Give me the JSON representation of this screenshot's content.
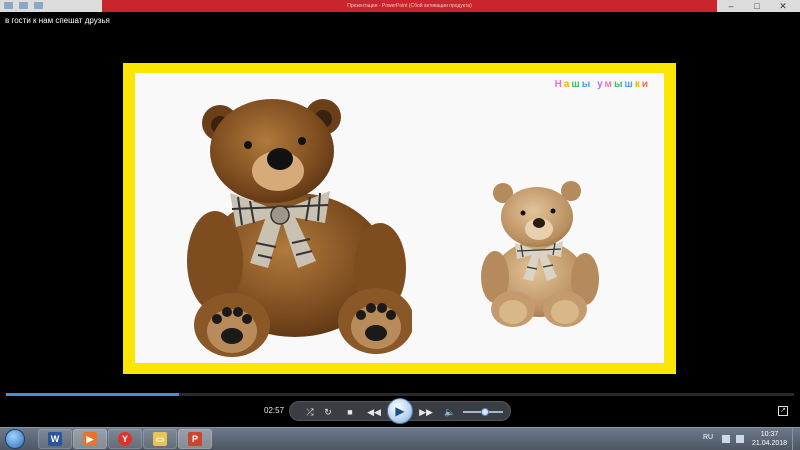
{
  "ppt_window": {
    "title": "Презентация - PowerPoint (Сбой активации продукта)",
    "controls": [
      "–",
      "□",
      "✕"
    ]
  },
  "player": {
    "title": "в гости к нам спешат друзья",
    "elapsed": "02:57",
    "progress_fraction": 0.22,
    "volume_fraction": 0.55
  },
  "slide": {
    "brand": "Нашы умышки",
    "brand_colors": [
      "#ff6fb5",
      "#f4b400",
      "#39c55a",
      "#4aa0ff",
      "#ff6b3d",
      "#b06bff",
      "#ff6fb5",
      "#39c55a",
      "#4aa0ff",
      "#f4b400",
      "#ff6b3d",
      "#b06bff"
    ],
    "frame_color": "#fbe600"
  },
  "controls": {
    "shuffle_icon": "shuffle-icon",
    "repeat_icon": "repeat-icon",
    "stop_icon": "stop-icon",
    "prev_icon": "rewind-icon",
    "play_icon": "play-icon",
    "next_icon": "fast-forward-icon",
    "volume_icon": "speaker-icon"
  },
  "taskbar": {
    "apps": [
      {
        "name": "word",
        "label": "W",
        "color": "#2a5699"
      },
      {
        "name": "media-player",
        "label": "▶",
        "color": "#e8732a"
      },
      {
        "name": "yandex",
        "label": "Y",
        "color": "#e0312b"
      },
      {
        "name": "explorer",
        "label": "▭",
        "color": "#e9c25a"
      },
      {
        "name": "powerpoint",
        "label": "P",
        "color": "#c9452c"
      }
    ],
    "lang": "RU",
    "time": "10:37",
    "date": "21.04.2018"
  }
}
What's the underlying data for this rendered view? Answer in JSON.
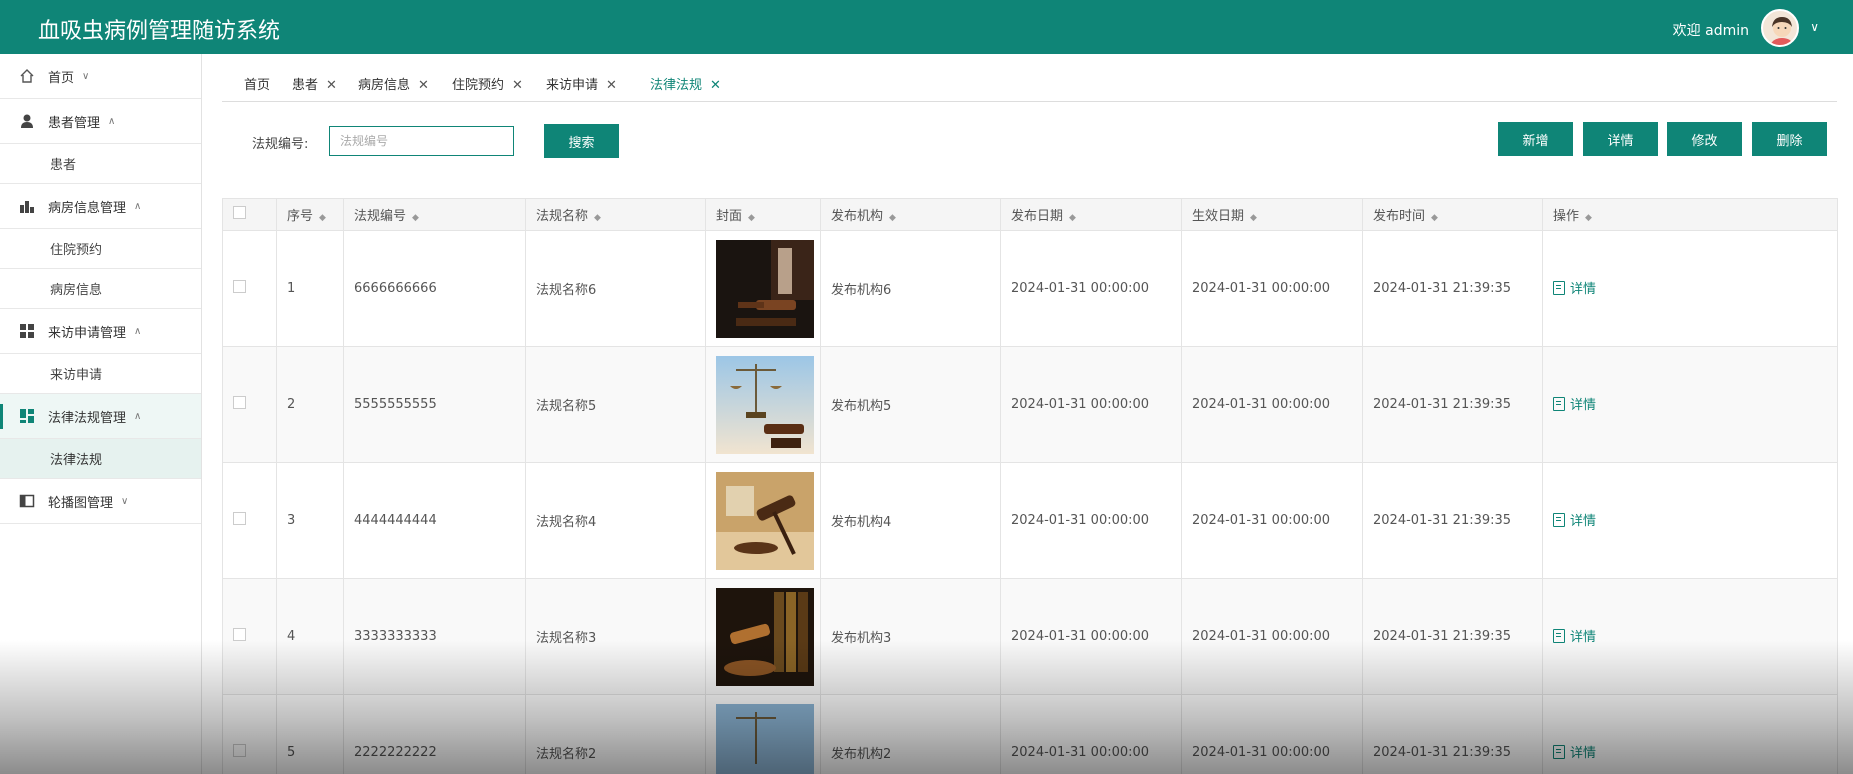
{
  "header": {
    "title": "血吸虫病例管理随访系统",
    "welcome": "欢迎 admin"
  },
  "sidebar": {
    "menus": [
      {
        "label": "首页",
        "icon": "home-icon",
        "arrow": "∨"
      },
      {
        "label": "患者管理",
        "icon": "user-icon",
        "arrow": "∧",
        "children": [
          "患者"
        ]
      },
      {
        "label": "病房信息管理",
        "icon": "chart-icon",
        "arrow": "∧",
        "children": [
          "住院预约",
          "病房信息"
        ]
      },
      {
        "label": "来访申请管理",
        "icon": "grid-icon",
        "arrow": "∧",
        "children": [
          "来访申请"
        ]
      },
      {
        "label": "法律法规管理",
        "icon": "dashboard-icon",
        "arrow": "∧",
        "children": [
          "法律法规"
        ]
      },
      {
        "label": "轮播图管理",
        "icon": "panel-icon",
        "arrow": "∨"
      }
    ]
  },
  "tabs": [
    {
      "label": "首页"
    },
    {
      "label": "患者"
    },
    {
      "label": "病房信息"
    },
    {
      "label": "住院预约"
    },
    {
      "label": "来访申请"
    },
    {
      "label": "法律法规"
    }
  ],
  "search": {
    "label": "法规编号:",
    "placeholder": "法规编号",
    "button": "搜索"
  },
  "actions": {
    "add": "新增",
    "detail": "详情",
    "edit": "修改",
    "delete": "删除"
  },
  "table": {
    "columns": [
      "序号",
      "法规编号",
      "法规名称",
      "封面",
      "发布机构",
      "发布日期",
      "生效日期",
      "发布时间",
      "操作"
    ],
    "op_label": "详情",
    "rows": [
      {
        "index": "1",
        "code": "6666666666",
        "name": "法规名称6",
        "org": "发布机构6",
        "pub_date": "2024-01-31 00:00:00",
        "eff_date": "2024-01-31 00:00:00",
        "pub_time": "2024-01-31 21:39:35"
      },
      {
        "index": "2",
        "code": "5555555555",
        "name": "法规名称5",
        "org": "发布机构5",
        "pub_date": "2024-01-31 00:00:00",
        "eff_date": "2024-01-31 00:00:00",
        "pub_time": "2024-01-31 21:39:35"
      },
      {
        "index": "3",
        "code": "4444444444",
        "name": "法规名称4",
        "org": "发布机构4",
        "pub_date": "2024-01-31 00:00:00",
        "eff_date": "2024-01-31 00:00:00",
        "pub_time": "2024-01-31 21:39:35"
      },
      {
        "index": "4",
        "code": "3333333333",
        "name": "法规名称3",
        "org": "发布机构3",
        "pub_date": "2024-01-31 00:00:00",
        "eff_date": "2024-01-31 00:00:00",
        "pub_time": "2024-01-31 21:39:35"
      },
      {
        "index": "5",
        "code": "2222222222",
        "name": "法规名称2",
        "org": "发布机构2",
        "pub_date": "2024-01-31 00:00:00",
        "eff_date": "2024-01-31 00:00:00",
        "pub_time": "2024-01-31 21:39:35"
      }
    ]
  },
  "colors": {
    "primary": "#0f8577"
  }
}
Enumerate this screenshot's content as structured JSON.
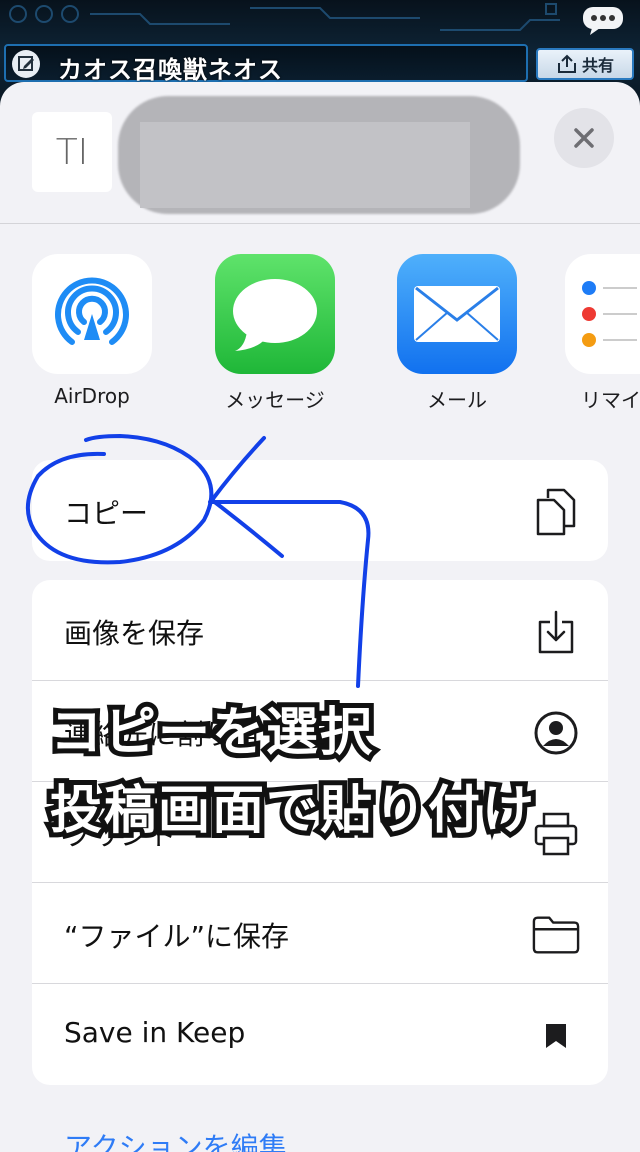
{
  "header": {
    "title": "カオス召喚獣ネオス",
    "share_label": "共有"
  },
  "sheet": {
    "preview_icon_text": "TI"
  },
  "apps": [
    {
      "label": "AirDrop",
      "icon": "airdrop-icon"
    },
    {
      "label": "メッセージ",
      "icon": "messages-icon"
    },
    {
      "label": "メール",
      "icon": "mail-icon"
    },
    {
      "label": "リマイ",
      "icon": "reminders-icon"
    }
  ],
  "actions": {
    "copy": {
      "label": "コピー",
      "icon": "copy-icon"
    },
    "save_image": {
      "label": "画像を保存",
      "icon": "download-icon"
    },
    "assign_contact": {
      "label": "連絡先に割り当てる",
      "icon": "person-circle-icon"
    },
    "print": {
      "label": "プリント",
      "icon": "printer-icon"
    },
    "save_files": {
      "label": "“ファイル”に保存",
      "icon": "folder-icon"
    },
    "save_keep": {
      "label": "Save in Keep",
      "icon": "bookmark-icon"
    },
    "edit_actions": "アクションを編集"
  },
  "caption": {
    "line1": "コピーを選択",
    "line2": "投稿画面で貼り付け"
  },
  "colors": {
    "accent": "#2f7cf6",
    "annotation": "#1240e8",
    "messages_green": "#34c759",
    "mail_blue": "#1e8cf5"
  }
}
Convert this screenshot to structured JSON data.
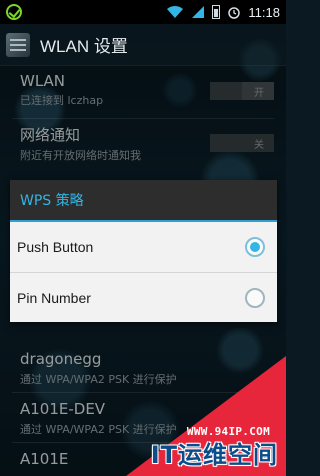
{
  "status_bar": {
    "time": "11:18"
  },
  "action_bar": {
    "title": "WLAN 设置"
  },
  "settings": {
    "wlan": {
      "title": "WLAN",
      "subtitle": "已连接到 lczhap",
      "toggle": "开"
    },
    "notify": {
      "title": "网络通知",
      "subtitle": "附近有开放网络时通知我",
      "toggle": "关"
    }
  },
  "dialog": {
    "title": "WPS 策略",
    "options": [
      {
        "label": "Push Button",
        "selected": true
      },
      {
        "label": "Pin Number",
        "selected": false
      }
    ]
  },
  "networks": [
    {
      "name": "dragonegg",
      "security": "通过 WPA/WPA2 PSK 进行保护"
    },
    {
      "name": "A101E-DEV",
      "security": "通过 WPA/WPA2 PSK 进行保护"
    },
    {
      "name": "A101E",
      "security": ""
    }
  ],
  "watermark": {
    "url": "WWW.94IP.COM",
    "brand": "IT运维空间"
  },
  "colors": {
    "accent": "#33b5e5",
    "watermark_red": "#e7253b"
  }
}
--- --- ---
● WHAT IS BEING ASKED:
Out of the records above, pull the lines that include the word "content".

● REPLY:
Give me the JSON representation of this screenshot's content.
Enumerate this screenshot's content as structured JSON.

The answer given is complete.